As well-established as the fried chicken takeaway is on London’s corners, a taste for them amongst Londoners is equalled, if not exceeded, by a deeply visceral distaste. In fact distaste is perhaps too less-of-a-word to describe the deep corporeal disgust that, for some, is elicited by the sensoria of the fried chicken takeaway. Importantly, very few of the many critical commentaries on fried chicken present their disgust as simply arbitrary. On the contrary, the gut-felt revulsion is readily justified with reference to any one of a number of specific ‘problems’ with fried chicken. In efforts to rationalise the gut-felt anxiety Londoners feel around frittered poultry, concerns about animal welfare and industrialised slaughter are perhaps second only to anxieties about feckless working class consumers and ‘the national obesity crisis’ they engender.

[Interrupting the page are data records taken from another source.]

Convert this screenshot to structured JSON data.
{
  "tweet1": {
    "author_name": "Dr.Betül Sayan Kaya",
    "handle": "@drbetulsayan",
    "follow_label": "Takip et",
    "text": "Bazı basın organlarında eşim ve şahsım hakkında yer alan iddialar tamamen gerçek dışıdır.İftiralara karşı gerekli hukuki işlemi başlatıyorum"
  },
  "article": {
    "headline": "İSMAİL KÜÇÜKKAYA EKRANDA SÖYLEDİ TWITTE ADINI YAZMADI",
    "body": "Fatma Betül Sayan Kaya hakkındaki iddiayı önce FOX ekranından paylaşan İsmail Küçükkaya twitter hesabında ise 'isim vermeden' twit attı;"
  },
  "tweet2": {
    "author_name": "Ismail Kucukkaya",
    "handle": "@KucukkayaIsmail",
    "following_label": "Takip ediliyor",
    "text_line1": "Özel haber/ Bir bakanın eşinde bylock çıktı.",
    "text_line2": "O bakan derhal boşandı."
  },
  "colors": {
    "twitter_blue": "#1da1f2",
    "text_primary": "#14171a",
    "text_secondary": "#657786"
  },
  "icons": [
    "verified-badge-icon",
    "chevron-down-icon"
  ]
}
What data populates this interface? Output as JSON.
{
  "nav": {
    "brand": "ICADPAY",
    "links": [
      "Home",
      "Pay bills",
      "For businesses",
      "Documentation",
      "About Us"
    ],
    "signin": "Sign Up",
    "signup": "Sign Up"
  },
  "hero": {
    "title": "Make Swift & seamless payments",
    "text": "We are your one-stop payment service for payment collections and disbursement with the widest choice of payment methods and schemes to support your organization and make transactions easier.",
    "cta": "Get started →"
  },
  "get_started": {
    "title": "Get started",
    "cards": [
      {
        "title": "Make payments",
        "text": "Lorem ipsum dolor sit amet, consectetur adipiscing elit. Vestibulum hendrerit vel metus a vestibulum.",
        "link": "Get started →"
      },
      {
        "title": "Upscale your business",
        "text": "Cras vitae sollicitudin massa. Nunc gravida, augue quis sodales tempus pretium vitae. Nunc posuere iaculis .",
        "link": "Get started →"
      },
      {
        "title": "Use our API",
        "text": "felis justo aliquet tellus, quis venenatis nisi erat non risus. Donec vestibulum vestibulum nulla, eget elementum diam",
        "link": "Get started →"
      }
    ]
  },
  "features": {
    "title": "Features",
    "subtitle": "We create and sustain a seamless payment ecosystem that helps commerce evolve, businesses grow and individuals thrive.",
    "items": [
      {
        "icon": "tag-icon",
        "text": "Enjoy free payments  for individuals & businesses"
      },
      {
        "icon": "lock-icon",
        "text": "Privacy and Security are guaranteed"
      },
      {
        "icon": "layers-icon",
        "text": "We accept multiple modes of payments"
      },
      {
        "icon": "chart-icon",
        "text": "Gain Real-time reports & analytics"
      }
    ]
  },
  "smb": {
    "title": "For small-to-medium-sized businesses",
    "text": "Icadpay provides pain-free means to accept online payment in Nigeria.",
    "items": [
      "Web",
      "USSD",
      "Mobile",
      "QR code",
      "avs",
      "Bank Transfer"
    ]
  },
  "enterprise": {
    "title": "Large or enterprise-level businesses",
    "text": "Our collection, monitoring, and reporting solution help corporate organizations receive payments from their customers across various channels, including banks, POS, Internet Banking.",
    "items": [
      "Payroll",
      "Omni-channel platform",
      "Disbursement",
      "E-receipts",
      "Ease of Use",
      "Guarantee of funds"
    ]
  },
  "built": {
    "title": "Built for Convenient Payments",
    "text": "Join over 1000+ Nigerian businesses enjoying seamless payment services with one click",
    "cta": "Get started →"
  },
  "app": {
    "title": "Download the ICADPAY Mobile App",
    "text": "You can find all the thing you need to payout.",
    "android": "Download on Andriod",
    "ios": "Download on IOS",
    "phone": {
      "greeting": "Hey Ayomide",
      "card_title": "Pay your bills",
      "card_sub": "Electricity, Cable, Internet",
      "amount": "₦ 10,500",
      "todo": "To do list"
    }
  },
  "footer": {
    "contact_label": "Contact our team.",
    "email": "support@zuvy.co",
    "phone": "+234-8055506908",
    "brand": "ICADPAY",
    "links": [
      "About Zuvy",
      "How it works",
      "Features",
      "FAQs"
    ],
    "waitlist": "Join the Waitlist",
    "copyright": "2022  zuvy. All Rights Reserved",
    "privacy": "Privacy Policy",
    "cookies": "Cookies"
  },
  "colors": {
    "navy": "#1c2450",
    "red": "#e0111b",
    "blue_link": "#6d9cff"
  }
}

As prominent as these rationales are, however, they are not the only ‘reasons’ that fried chicken takeaways are seen as a problem. Perhaps equally significant, if rarely acknowledged in rationalisations of disgust, is the clear relationship between fried chicken and already-problematised youth subcultures. That is, the fried chicken takeaway is an integral part of urban subcultures that have been widely problematised for decades already for the significant challenges they pose to traditional understandings of ethnicity and identity. In north America, of course, fried chicken has a long history of negative association with racialised urban cultures. While not directly translated from the United States, this historical association with ‘race’ inflects both the appeal of the dish to London’s multicultural youth, while also informing the ways in which the food and its consumers have become seen as the primary symptom of an urban crisis.
In contrast to the widespread stigmatisation of the fried chicken shop, its culture and its consumers, this session will present a short film exploring the place of the fried chicken takeaway in the lives of East London’s young people, followed by a Q and A with the film‘s directors.
Hoodfort’s film “Chicken” is made by a local community project and explores the fried chicken phenomenon in Tower Hamlets, providing an insight into what fried Chicken means to different communities. It has won multiple awards, and has been featured on ITN News and the Guardian.
Alex Rhys-Taylor and Mile End Community Project will be discussing Hoodforts’ ‘Chicken’ in Panel 5 – Aesthetic/methodological responses to multiculture PSH LG02 12pm-1.15pm